Safeguarding water & biodiversity: the 2030 Plan in action

One of the pillars of the Group’s sustainability strategy, The 2030 Plan, focuses on ways our operations can help safeguard the planet’s water, natural resources and diverse ecosystems. Learn how we’re putting it in action in our local operations!

05.22.2017
 

With around one third of our cement production located in water-scarce areas, we are determined to reduce freshwater withdrawal and achieve a positive impact in water scarce areas. We also commit to achieve a positive change on biodiversity. Discover two examples from LafargeHolcim quarries in Australia and Spain!

Australia: harvesting rainwater in our industrial operations

Water withdrawal in Australia is highly regulated, in many areas limiting industrial sites’ withdrawal of freshwater. Legislation also requires regulatory approval to discharge process water from a site to an offsite waterbody. The approval criteria are stringent.

In its aggregates operations in Australia, LafargeHolcim now harvests and stores rainwater in large onsite catchment areas for production use. The system is designed to allow excess rainwater to bypass the catchment area and leave the site as uncontaminated stormwater run-off. For its concrete business operations, LafargeHolcim operates on a zero “process-water discharge” and uses recycled water in its batching operations over freshwater, wherever possible.

Projects include a stormwater project at Beenleigh aggregate quarry resulting in increased rainwater-holding capacity and real-time remote access water use monitoring. At Southport Concrete, the plant is now producing concrete with 100 percent recycled water, resulting in significant reduction in local water withdrawal from municipal sources.

 

Spain: transforming a quarry into a natural reserve

The LafargeHolcim quarry in Yepes, Spain, covers 1,000 hectares in the center of the semi-arid Iberian Peninsula. LafargeHolcim has progressively restored the quarry over a number of years. Thanks to inputs from the WWF and a collaboration with the University of Toledo, we have avoided monoculture pine re-planting. Instead, we provided heterogeneous reliefs with slopes, holes, and ponds, creating habitats for fauna that was already colonizing these areas.
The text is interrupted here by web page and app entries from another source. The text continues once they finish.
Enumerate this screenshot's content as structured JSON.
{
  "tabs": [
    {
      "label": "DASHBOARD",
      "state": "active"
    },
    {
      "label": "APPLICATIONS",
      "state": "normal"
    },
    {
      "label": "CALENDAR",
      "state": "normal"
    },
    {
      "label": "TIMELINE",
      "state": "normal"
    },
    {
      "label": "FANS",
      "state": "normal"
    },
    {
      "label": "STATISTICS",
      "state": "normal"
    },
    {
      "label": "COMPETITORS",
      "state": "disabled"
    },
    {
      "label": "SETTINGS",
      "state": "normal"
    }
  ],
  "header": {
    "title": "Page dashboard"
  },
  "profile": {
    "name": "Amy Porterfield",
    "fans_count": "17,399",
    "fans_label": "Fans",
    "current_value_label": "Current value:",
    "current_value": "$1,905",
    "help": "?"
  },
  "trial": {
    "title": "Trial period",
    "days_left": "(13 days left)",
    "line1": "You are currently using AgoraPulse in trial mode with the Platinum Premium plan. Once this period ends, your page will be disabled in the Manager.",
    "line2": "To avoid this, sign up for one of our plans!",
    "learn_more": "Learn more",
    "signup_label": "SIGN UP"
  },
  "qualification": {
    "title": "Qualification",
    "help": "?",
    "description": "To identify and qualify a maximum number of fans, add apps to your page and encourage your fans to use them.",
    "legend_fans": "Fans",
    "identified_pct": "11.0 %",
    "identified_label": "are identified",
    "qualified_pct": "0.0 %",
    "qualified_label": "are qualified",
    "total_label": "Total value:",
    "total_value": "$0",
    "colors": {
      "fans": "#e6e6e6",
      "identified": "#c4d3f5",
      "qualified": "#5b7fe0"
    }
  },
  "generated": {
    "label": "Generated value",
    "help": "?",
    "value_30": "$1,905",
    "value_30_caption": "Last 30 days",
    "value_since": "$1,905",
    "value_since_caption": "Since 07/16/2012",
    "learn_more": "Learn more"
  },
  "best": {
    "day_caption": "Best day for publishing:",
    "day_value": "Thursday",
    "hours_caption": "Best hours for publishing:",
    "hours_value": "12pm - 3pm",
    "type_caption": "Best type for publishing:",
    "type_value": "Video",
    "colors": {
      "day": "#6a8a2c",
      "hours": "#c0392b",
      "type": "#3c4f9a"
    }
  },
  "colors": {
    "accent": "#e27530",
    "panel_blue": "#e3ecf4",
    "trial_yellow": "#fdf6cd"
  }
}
The aim was to create a natural reserve in the middle of an extensive agricultural area, where recreation and biodiversity awareness could be promoted. The economic value provided by the restoration, estimated by an independent third party, is EUR 350,000 per year. It was calculated that for each euro invested in rehabilitation, three euros are generated in ecosystem services, which more than 13,000 people can enjoy.

The ongoing investment in biodiversity awareness and biodiversity workshops will make this valuation even higher in the future, making nature conservation and ecological values even more appreciated by the community.